If you could describe yourself in five words, what would they be?

Now that’s a tough one.

What are your hobbies?

Hanging out, running, traveling and exploring new places and things with friends. People watching with friends is always a laugh. Anything social or outdoor-based.

What was your childhood like?

I had a great childhood. My parents exposed us to lots of games, cultures, nature and comedy throughout my childhood. My family’s default setting was making each other laugh. There was a lot of joy in my house.

What do people like about you?

People always tell me I’m one of the most optimistic people they know. That I’ll try anything and it makes them feel good to see me taking chances in life and perusing my dreams. I’ve been blessed with a naturally positive disposition. This is something for which I am very grateful.

What do people hate about you?

I’ve no time for hate. It’s a sordid emotion. Love has some value. I give hate no airtime. What’s there to really hate about a guy living his life and not hurting anyone?

Who inspires you?

Honestly everyone. I try on the best bits from everyone I meet and discard what doesn’t feel good.

In real life: my parents, they gave me such a strong foundation of love and adventure that makes me feel safe enough to live my life like a lunatic.

In acting: Philip Seymour Hoffman, Christian Bale, Cillian Murphy, Brendan Gleeson and Meryl Streep.

In comedy: Dylan Moran, Tommy Tiernan, Bill Burr, Dana Carvey, Des Bishop, Noel Fielding, Robin Williams and Russell Brand and all of them for different aspects of what they do.

How did attending NUI Galway develop you as a person?

There is a great diversity of thinking and people in NUIG. Galway is like the Irish California. In NUIG, by studying so broadly and writing so many papers, I learned to organize my thoughts, bolster them with facts and clearly express a view point. I didn’t know it at the time but it’s a very handy skill to have in stand-up comedy. I would often re-work a paragraph for hours until I thought it flowed elegantly. It may not have been Einstein informationally, but I would always try to make it lexically sexy.

What was the college newspaper like when you were in NUI Galway?

I believe Jessica Thompson had just taken over and she was working on modernizing the whole thing and bringing it online. It had a pretty big circulation too. There were the usual funny bits of student news (like the pigeons on the concourse) mixed with the serious issues of the day. It was fun to read: a lovely companion for any lonesome student.

Do you ever miss NUI Galway?

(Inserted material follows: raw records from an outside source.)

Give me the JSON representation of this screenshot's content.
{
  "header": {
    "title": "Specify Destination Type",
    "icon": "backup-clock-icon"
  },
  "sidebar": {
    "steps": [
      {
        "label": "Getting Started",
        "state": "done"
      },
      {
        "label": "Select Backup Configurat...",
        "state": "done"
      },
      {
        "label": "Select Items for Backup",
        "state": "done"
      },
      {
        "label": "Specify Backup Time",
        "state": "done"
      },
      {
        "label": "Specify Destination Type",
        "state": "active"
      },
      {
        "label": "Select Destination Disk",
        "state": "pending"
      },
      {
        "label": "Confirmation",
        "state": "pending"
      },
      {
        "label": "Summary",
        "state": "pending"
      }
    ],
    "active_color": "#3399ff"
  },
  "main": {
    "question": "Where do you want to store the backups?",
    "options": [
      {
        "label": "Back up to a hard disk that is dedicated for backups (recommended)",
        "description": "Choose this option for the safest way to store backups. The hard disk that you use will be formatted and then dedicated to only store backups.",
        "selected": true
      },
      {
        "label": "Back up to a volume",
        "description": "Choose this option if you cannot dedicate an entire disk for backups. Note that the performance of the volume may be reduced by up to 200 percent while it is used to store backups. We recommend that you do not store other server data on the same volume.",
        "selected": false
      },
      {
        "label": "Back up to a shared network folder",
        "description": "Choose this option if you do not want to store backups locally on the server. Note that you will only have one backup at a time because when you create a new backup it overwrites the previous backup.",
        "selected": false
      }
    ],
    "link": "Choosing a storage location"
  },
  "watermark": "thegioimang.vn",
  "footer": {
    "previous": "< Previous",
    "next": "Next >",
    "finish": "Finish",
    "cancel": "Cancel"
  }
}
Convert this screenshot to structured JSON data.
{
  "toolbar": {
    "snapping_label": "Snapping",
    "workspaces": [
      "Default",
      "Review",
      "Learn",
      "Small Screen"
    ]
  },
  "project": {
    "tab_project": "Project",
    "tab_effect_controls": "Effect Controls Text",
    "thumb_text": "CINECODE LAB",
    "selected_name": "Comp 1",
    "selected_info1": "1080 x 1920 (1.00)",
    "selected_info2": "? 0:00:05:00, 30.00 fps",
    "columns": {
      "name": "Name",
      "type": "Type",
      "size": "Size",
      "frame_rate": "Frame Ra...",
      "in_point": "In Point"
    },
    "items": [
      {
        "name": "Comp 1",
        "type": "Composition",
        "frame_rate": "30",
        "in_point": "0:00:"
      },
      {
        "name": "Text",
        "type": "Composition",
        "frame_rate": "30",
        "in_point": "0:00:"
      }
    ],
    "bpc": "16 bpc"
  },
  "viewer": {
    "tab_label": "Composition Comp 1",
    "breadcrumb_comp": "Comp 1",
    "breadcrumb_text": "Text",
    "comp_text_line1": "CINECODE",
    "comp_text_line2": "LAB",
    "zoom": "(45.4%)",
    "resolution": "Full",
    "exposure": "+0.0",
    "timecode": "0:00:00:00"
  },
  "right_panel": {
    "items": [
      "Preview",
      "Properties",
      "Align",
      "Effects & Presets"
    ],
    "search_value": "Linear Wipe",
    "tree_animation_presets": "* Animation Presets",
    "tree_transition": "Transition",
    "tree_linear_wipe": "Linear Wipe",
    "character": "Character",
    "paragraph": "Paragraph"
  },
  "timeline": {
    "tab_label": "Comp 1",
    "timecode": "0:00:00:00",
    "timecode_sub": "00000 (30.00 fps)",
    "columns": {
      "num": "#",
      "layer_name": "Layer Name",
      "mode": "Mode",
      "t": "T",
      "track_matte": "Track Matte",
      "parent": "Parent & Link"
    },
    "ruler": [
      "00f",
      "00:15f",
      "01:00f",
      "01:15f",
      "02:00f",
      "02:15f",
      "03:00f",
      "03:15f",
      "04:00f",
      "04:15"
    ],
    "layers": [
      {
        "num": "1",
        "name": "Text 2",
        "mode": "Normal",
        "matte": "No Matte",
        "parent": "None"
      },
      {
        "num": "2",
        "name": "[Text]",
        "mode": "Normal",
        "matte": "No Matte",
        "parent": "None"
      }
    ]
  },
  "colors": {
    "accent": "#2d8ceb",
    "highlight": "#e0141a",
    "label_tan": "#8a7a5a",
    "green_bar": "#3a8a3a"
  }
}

Ah yeah! NUIG was great; the rushy banks of the river, the meandering streets of the city, the tiles of the concourse, the madness at Supermac’s and the diving boards at Salthill. You couldn’t walk 100 metres in the city without seeing a friendly face. There was very little not to like. Well, except the seemingly never-ending rain.

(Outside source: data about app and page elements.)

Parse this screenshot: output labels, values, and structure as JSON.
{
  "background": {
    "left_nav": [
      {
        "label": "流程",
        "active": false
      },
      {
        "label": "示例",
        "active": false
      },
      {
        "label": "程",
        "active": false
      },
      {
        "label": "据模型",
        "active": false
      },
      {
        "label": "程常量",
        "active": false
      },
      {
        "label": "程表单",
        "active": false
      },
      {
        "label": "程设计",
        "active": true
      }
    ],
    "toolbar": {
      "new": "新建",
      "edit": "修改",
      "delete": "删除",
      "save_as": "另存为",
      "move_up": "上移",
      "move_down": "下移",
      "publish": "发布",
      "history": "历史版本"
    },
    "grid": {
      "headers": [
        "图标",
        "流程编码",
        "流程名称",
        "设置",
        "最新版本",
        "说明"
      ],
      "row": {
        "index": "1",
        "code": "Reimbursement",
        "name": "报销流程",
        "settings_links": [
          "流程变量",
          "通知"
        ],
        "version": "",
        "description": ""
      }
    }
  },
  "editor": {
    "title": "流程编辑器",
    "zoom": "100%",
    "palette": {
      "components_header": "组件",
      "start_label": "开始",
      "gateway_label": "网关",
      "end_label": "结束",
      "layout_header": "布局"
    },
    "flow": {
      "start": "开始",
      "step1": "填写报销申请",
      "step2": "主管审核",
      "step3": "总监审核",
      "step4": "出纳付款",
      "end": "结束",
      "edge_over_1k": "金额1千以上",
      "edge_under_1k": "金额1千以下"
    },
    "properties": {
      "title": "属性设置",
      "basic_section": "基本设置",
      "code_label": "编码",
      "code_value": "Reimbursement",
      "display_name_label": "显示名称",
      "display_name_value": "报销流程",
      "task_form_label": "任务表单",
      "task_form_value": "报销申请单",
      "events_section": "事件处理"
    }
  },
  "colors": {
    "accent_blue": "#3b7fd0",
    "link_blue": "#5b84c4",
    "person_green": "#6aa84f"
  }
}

Did you ever get in trouble while you were here?

Damn right! I made a point of it. What’s the point in being young if you are not taking chances? I believe in being a little disruptive as long as you don’t hurt anyone else.

Any other juicy stories of your time here?

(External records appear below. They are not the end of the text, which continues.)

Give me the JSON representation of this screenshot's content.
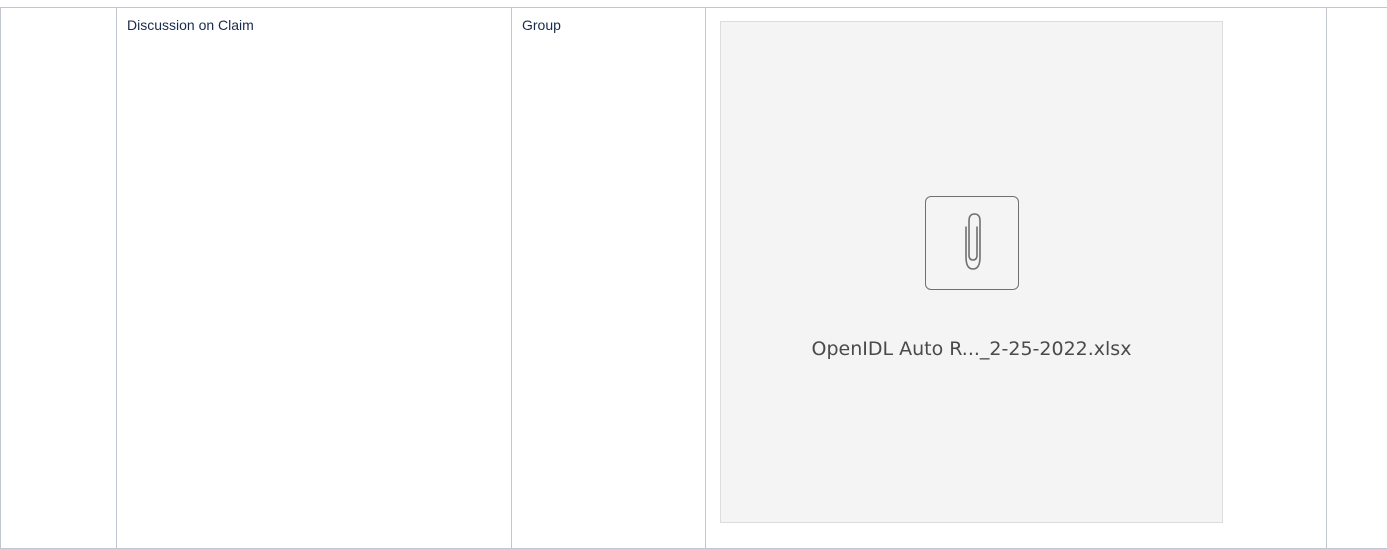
{
  "table": {
    "row": {
      "topic": "Discussion on Claim",
      "owner": "Group"
    }
  },
  "attachment": {
    "icon": "paperclip-icon",
    "file_name": "OpenIDL Auto R..._2-25-2022.xlsx"
  },
  "colors": {
    "border": "#c1c7d0",
    "card_background": "#f4f4f4",
    "text": "#172b4d"
  }
}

When I was living in the tent, girls used to send me messages on Facebook propositioning me with their wildest tent fantasies. Apparently living in a tent is a turn on. Who knew? Also, I remember walking into my living room in the years prior to tent life and seeing a person being body slammed through a table. One of my house mates had set up a wrestling match as a form of entertainment for a house party. We threw good house parties.

What advice would you give to current NUI Galway students?

Have fun and remember university is a gymnasium for the mind where you expand your ability to process information. The facts you learn and regurgitate in exams are (in my opinion) secondary to expanding your capacity to think. Unless you’re an engineer or a doctor; then your clients will appreciate your verbatim learning.

If you could go back and do it all again, what would you do differently?

Maybe jump off the diving boards at Salthill in the nip. Never did that. I wouldn’t change much. Maybe asked out another girl or two.

This story was published on pages 24 and 25 of Sin Newspaper, Volume 17, Issue Two. See the full paper below.

Written by Jessica Thompson